§ EXERCISE
Below are the records. List every line holding the word "Zope".

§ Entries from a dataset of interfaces
Content starts

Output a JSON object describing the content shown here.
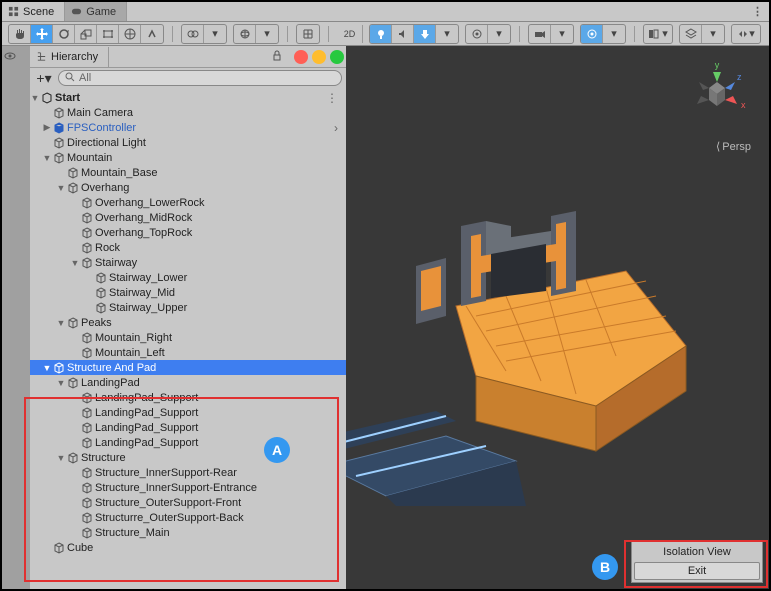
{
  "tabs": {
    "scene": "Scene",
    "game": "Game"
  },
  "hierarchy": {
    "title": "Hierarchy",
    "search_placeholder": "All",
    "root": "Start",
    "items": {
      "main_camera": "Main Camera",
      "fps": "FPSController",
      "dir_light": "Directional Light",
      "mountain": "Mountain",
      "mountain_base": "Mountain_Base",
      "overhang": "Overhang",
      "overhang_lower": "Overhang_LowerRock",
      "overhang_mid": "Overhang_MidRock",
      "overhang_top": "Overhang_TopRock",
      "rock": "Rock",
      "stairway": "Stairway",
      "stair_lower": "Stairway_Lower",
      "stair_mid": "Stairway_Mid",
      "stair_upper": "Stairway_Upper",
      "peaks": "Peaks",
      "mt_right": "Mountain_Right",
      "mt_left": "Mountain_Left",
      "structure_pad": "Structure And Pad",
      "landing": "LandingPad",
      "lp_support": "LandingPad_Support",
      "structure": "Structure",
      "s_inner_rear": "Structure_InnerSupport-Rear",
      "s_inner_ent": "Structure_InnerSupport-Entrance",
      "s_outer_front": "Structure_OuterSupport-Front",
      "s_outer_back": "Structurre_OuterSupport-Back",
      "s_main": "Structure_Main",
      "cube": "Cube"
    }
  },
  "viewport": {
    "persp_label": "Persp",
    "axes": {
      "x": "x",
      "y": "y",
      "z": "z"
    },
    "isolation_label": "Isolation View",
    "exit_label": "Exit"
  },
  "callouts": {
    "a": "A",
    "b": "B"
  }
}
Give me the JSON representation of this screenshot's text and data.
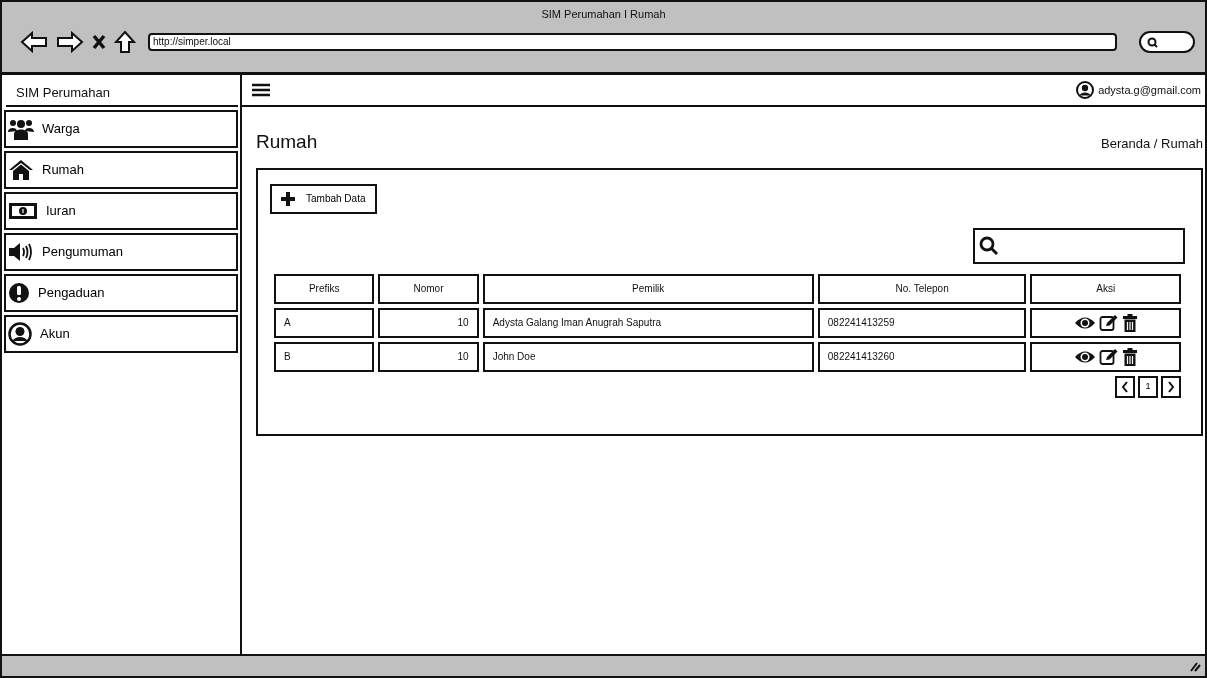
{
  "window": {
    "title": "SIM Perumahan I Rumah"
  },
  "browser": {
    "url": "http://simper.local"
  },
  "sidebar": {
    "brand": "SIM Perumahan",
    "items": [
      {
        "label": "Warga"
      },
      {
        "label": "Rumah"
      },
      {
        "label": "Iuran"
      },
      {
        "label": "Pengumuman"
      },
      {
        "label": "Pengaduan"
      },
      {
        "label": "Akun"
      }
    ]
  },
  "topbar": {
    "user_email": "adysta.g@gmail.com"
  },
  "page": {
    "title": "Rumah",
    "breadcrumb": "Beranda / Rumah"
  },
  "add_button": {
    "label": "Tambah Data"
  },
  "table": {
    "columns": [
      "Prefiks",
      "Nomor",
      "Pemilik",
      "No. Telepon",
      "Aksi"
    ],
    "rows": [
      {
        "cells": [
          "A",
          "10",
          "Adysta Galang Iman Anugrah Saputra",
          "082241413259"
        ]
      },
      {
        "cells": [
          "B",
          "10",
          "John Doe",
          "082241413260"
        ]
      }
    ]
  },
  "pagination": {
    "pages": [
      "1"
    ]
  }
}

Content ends
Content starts

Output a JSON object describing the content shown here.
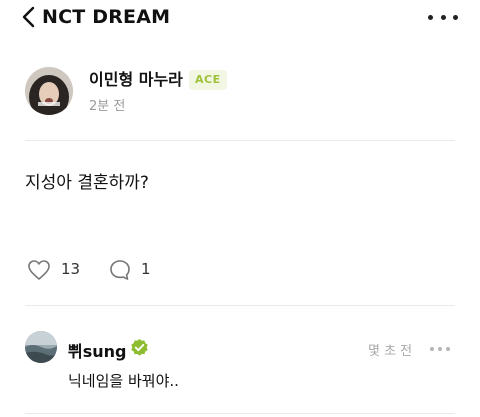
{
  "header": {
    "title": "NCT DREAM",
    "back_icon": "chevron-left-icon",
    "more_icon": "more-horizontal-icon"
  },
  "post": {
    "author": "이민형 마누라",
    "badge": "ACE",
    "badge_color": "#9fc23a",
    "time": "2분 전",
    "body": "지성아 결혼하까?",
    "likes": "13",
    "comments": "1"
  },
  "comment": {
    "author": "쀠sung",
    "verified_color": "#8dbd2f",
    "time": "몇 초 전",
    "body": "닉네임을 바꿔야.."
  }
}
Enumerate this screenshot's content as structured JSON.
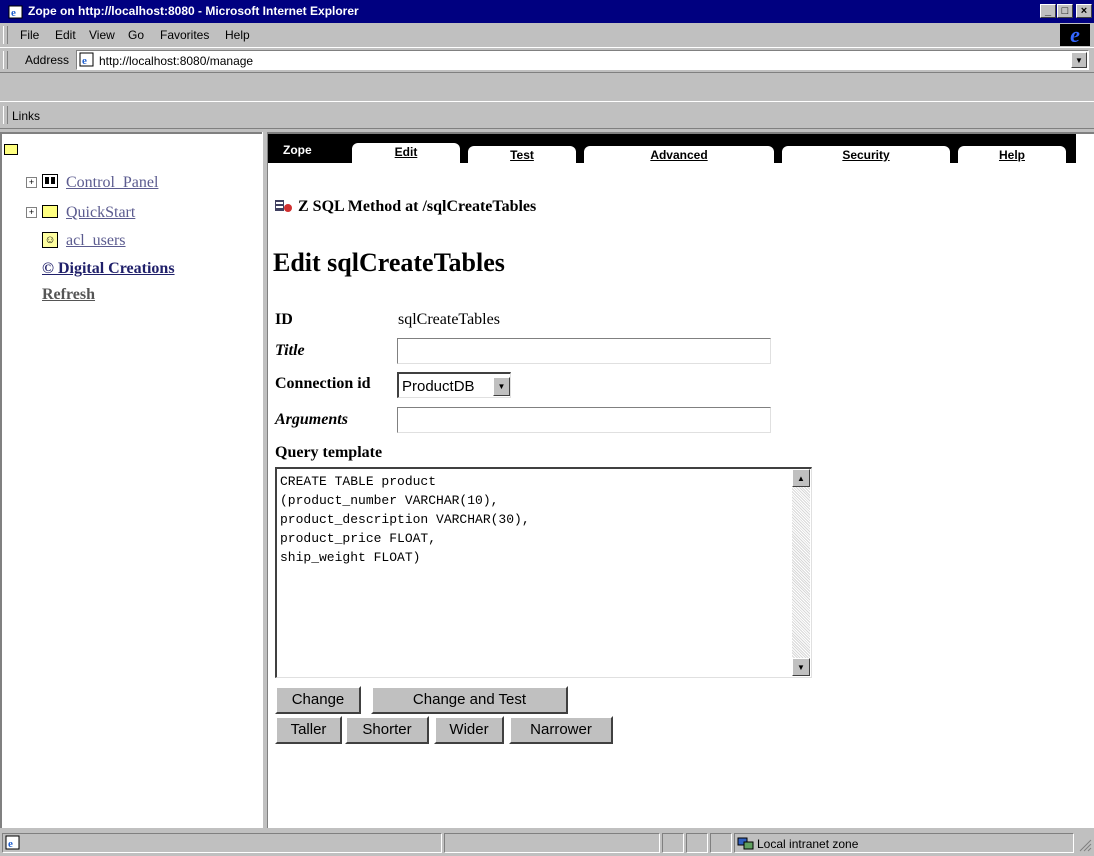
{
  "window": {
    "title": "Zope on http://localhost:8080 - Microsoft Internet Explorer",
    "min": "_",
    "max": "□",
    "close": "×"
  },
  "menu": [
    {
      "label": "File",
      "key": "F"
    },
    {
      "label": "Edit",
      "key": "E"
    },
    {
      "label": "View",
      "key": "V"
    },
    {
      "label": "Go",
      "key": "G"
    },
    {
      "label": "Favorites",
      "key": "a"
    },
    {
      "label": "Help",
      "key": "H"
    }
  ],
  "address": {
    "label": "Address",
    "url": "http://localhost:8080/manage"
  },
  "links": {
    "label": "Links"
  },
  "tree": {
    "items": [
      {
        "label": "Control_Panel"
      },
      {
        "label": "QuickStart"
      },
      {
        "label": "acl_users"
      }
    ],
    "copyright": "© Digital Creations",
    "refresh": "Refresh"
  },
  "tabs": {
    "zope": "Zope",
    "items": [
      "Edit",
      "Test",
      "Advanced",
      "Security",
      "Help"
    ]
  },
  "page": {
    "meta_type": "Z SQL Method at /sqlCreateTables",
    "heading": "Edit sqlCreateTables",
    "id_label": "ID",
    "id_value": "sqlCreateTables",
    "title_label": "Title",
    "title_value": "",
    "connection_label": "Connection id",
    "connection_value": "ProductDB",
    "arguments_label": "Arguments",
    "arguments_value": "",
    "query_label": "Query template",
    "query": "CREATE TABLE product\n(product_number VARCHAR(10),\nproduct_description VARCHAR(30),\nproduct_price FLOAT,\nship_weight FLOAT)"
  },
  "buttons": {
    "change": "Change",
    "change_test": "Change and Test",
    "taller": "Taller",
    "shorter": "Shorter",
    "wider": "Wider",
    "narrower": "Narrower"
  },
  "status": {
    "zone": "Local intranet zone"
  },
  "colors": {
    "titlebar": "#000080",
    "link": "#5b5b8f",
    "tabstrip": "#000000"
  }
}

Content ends

§ SOLUTION
    "title": "Zope on http://localhost:8080 - Microsoft Internet Explorer",
    "zope": "Zope",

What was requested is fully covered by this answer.